Data records for software interfaces:
Start of Block

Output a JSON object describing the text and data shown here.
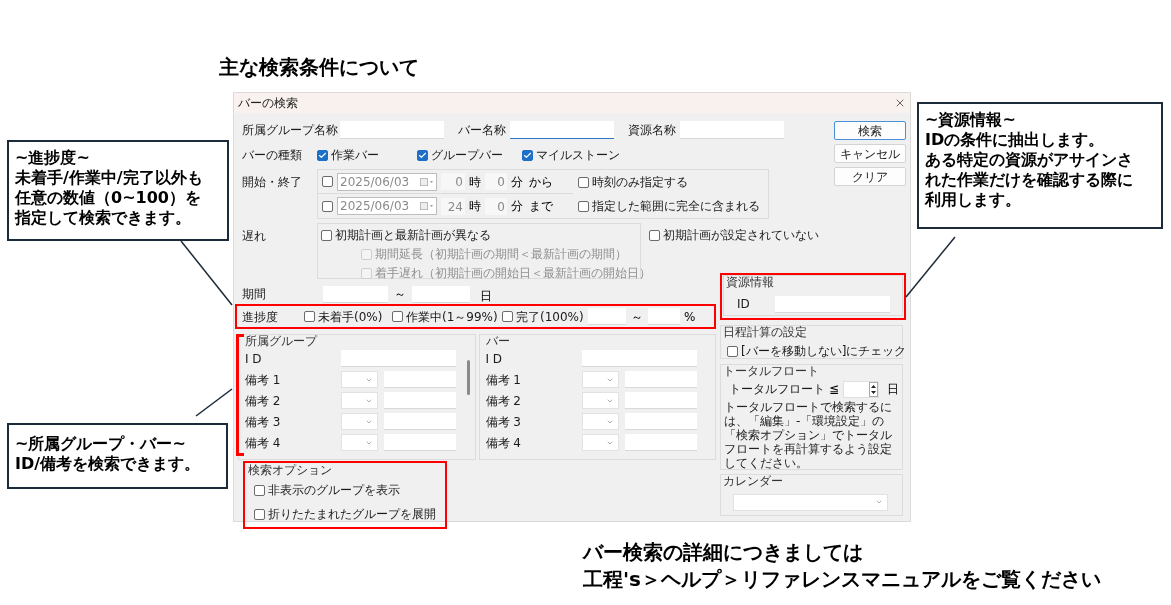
{
  "heading": "主な検索条件について",
  "dialog": {
    "title": "バーの検索",
    "top_fields": [
      {
        "label": "所属グループ名称",
        "focused": false
      },
      {
        "label": "バー名称",
        "focused": true
      },
      {
        "label": "資源名称",
        "focused": false
      }
    ],
    "buttons": [
      {
        "label": "検索",
        "default": true
      },
      {
        "label": "キャンセル",
        "default": false
      },
      {
        "label": "クリア",
        "default": false
      }
    ],
    "bar_types": {
      "label": "バーの種類",
      "options": [
        {
          "label": "作業バー",
          "checked": true
        },
        {
          "label": "グループバー",
          "checked": true
        },
        {
          "label": "マイルストーン",
          "checked": true
        }
      ]
    },
    "start_end": {
      "label": "開始・終了",
      "rows": [
        {
          "checked": false,
          "disabled": true,
          "date": "2025/06/03",
          "hour": "0",
          "hour_unit": "時",
          "minute": "0",
          "minute_unit": "分",
          "suffix": "から"
        },
        {
          "checked": false,
          "disabled": true,
          "date": "2025/06/03",
          "hour": "24",
          "hour_unit": "時",
          "minute": "0",
          "minute_unit": "分",
          "suffix": "まで"
        }
      ],
      "options": [
        {
          "label": "時刻のみ指定する",
          "checked": false
        },
        {
          "label": "指定した範囲に完全に含まれる",
          "checked": false
        }
      ]
    },
    "delay": {
      "label": "遅れ",
      "main": {
        "label": "初期計画と最新計画が異なる",
        "checked": false
      },
      "sub": [
        {
          "label": "期間延長（初期計画の期間＜最新計画の期間）",
          "checked": false,
          "disabled": true
        },
        {
          "label": "着手遅れ（初期計画の開始日＜最新計画の開始日）",
          "checked": false,
          "disabled": true
        }
      ],
      "other": {
        "label": "初期計画が設定されていない",
        "checked": false
      }
    },
    "duration": {
      "label": "期間",
      "separator": "～",
      "unit": "日"
    },
    "progress": {
      "label": "進捗度",
      "options": [
        {
          "label": "未着手(0%)",
          "checked": false
        },
        {
          "label": "作業中(1～99%)",
          "checked": false
        },
        {
          "label": "完了(100%)",
          "checked": false
        }
      ],
      "separator": "～",
      "unit": "%"
    },
    "panels": [
      {
        "title": "所属グループ",
        "rows": [
          {
            "label": "I D",
            "kind": "text"
          },
          {
            "label": "備考 1",
            "kind": "remark"
          },
          {
            "label": "備考 2",
            "kind": "remark"
          },
          {
            "label": "備考 3",
            "kind": "remark"
          },
          {
            "label": "備考 4",
            "kind": "remark"
          }
        ]
      },
      {
        "title": "バー",
        "rows": [
          {
            "label": "I D",
            "kind": "text"
          },
          {
            "label": "備考 1",
            "kind": "remark"
          },
          {
            "label": "備考 2",
            "kind": "remark"
          },
          {
            "label": "備考 3",
            "kind": "remark"
          },
          {
            "label": "備考 4",
            "kind": "remark"
          }
        ]
      }
    ],
    "search_options": {
      "title": "検索オプション",
      "options": [
        {
          "label": "非表示のグループを表示",
          "checked": false
        },
        {
          "label": "折りたたまれたグループを展開",
          "checked": false
        }
      ]
    },
    "resource": {
      "title": "資源情報",
      "label": "ID"
    },
    "schedule": {
      "title": "日程計算の設定",
      "option": {
        "label": "[バーを移動しない]にチェック",
        "checked": false
      }
    },
    "total_float": {
      "title": "トータルフロート",
      "label": "トータルフロート",
      "operator": "≦",
      "unit": "日",
      "note": "トータルフロートで検索するには、「編集」-「環境設定」の「検索オプション」でトータルフロートを再計算するよう設定してください。"
    },
    "calendar": {
      "title": "カレンダー"
    }
  },
  "callouts": [
    {
      "lines": [
        "~進捗度~",
        "未着手/作業中/完了以外も",
        "任意の数値（0~100）を",
        "指定して検索できます。"
      ]
    },
    {
      "lines": [
        "~所属グループ・バー~",
        "ID/備考を検索できます。"
      ]
    },
    {
      "lines": [
        "~資源情報~",
        "IDの条件に抽出します。",
        "ある特定の資源がアサインさ",
        "れた作業だけを確認する際に",
        "利用します。"
      ]
    }
  ],
  "footer": [
    "バー検索の詳細につきましては",
    "工程's＞ヘルプ＞リファレンスマニュアルをご覧ください"
  ]
}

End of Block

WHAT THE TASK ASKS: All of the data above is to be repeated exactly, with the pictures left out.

OUTPUT BELOW:
Output a JSON object describing the text and data shown here.
{
  "heading": "主な検索条件について",
  "dialog": {
    "title": "バーの検索",
    "top_fields": [
      {
        "label": "所属グループ名称",
        "focused": false
      },
      {
        "label": "バー名称",
        "focused": true
      },
      {
        "label": "資源名称",
        "focused": false
      }
    ],
    "buttons": [
      {
        "label": "検索",
        "default": true
      },
      {
        "label": "キャンセル",
        "default": false
      },
      {
        "label": "クリア",
        "default": false
      }
    ],
    "bar_types": {
      "label": "バーの種類",
      "options": [
        {
          "label": "作業バー",
          "checked": true
        },
        {
          "label": "グループバー",
          "checked": true
        },
        {
          "label": "マイルストーン",
          "checked": true
        }
      ]
    },
    "start_end": {
      "label": "開始・終了",
      "rows": [
        {
          "checked": false,
          "disabled": true,
          "date": "2025/06/03",
          "hour": "0",
          "hour_unit": "時",
          "minute": "0",
          "minute_unit": "分",
          "suffix": "から"
        },
        {
          "checked": false,
          "disabled": true,
          "date": "2025/06/03",
          "hour": "24",
          "hour_unit": "時",
          "minute": "0",
          "minute_unit": "分",
          "suffix": "まで"
        }
      ],
      "options": [
        {
          "label": "時刻のみ指定する",
          "checked": false
        },
        {
          "label": "指定した範囲に完全に含まれる",
          "checked": false
        }
      ]
    },
    "delay": {
      "label": "遅れ",
      "main": {
        "label": "初期計画と最新計画が異なる",
        "checked": false
      },
      "sub": [
        {
          "label": "期間延長（初期計画の期間＜最新計画の期間）",
          "checked": false,
          "disabled": true
        },
        {
          "label": "着手遅れ（初期計画の開始日＜最新計画の開始日）",
          "checked": false,
          "disabled": true
        }
      ],
      "other": {
        "label": "初期計画が設定されていない",
        "checked": false
      }
    },
    "duration": {
      "label": "期間",
      "separator": "～",
      "unit": "日"
    },
    "progress": {
      "label": "進捗度",
      "options": [
        {
          "label": "未着手(0%)",
          "checked": false
        },
        {
          "label": "作業中(1～99%)",
          "checked": false
        },
        {
          "label": "完了(100%)",
          "checked": false
        }
      ],
      "separator": "～",
      "unit": "%"
    },
    "panels": [
      {
        "title": "所属グループ",
        "rows": [
          {
            "label": "I D",
            "kind": "text"
          },
          {
            "label": "備考 1",
            "kind": "remark"
          },
          {
            "label": "備考 2",
            "kind": "remark"
          },
          {
            "label": "備考 3",
            "kind": "remark"
          },
          {
            "label": "備考 4",
            "kind": "remark"
          }
        ]
      },
      {
        "title": "バー",
        "rows": [
          {
            "label": "I D",
            "kind": "text"
          },
          {
            "label": "備考 1",
            "kind": "remark"
          },
          {
            "label": "備考 2",
            "kind": "remark"
          },
          {
            "label": "備考 3",
            "kind": "remark"
          },
          {
            "label": "備考 4",
            "kind": "remark"
          }
        ]
      }
    ],
    "search_options": {
      "title": "検索オプション",
      "options": [
        {
          "label": "非表示のグループを表示",
          "checked": false
        },
        {
          "label": "折りたたまれたグループを展開",
          "checked": false
        }
      ]
    },
    "resource": {
      "title": "資源情報",
      "label": "ID"
    },
    "schedule": {
      "title": "日程計算の設定",
      "option": {
        "label": "[バーを移動しない]にチェック",
        "checked": false
      }
    },
    "total_float": {
      "title": "トータルフロート",
      "label": "トータルフロート",
      "operator": "≦",
      "unit": "日",
      "note": "トータルフロートで検索するには、「編集」-「環境設定」の「検索オプション」でトータルフロートを再計算するよう設定してください。"
    },
    "calendar": {
      "title": "カレンダー"
    }
  },
  "callouts": [
    {
      "lines": [
        "~進捗度~",
        "未着手/作業中/完了以外も",
        "任意の数値（0~100）を",
        "指定して検索できます。"
      ]
    },
    {
      "lines": [
        "~所属グループ・バー~",
        "ID/備考を検索できます。"
      ]
    },
    {
      "lines": [
        "~資源情報~",
        "IDの条件に抽出します。",
        "ある特定の資源がアサインさ",
        "れた作業だけを確認する際に",
        "利用します。"
      ]
    }
  ],
  "footer": [
    "バー検索の詳細につきましては",
    "工程's＞ヘルプ＞リファレンスマニュアルをご覧ください"
  ]
}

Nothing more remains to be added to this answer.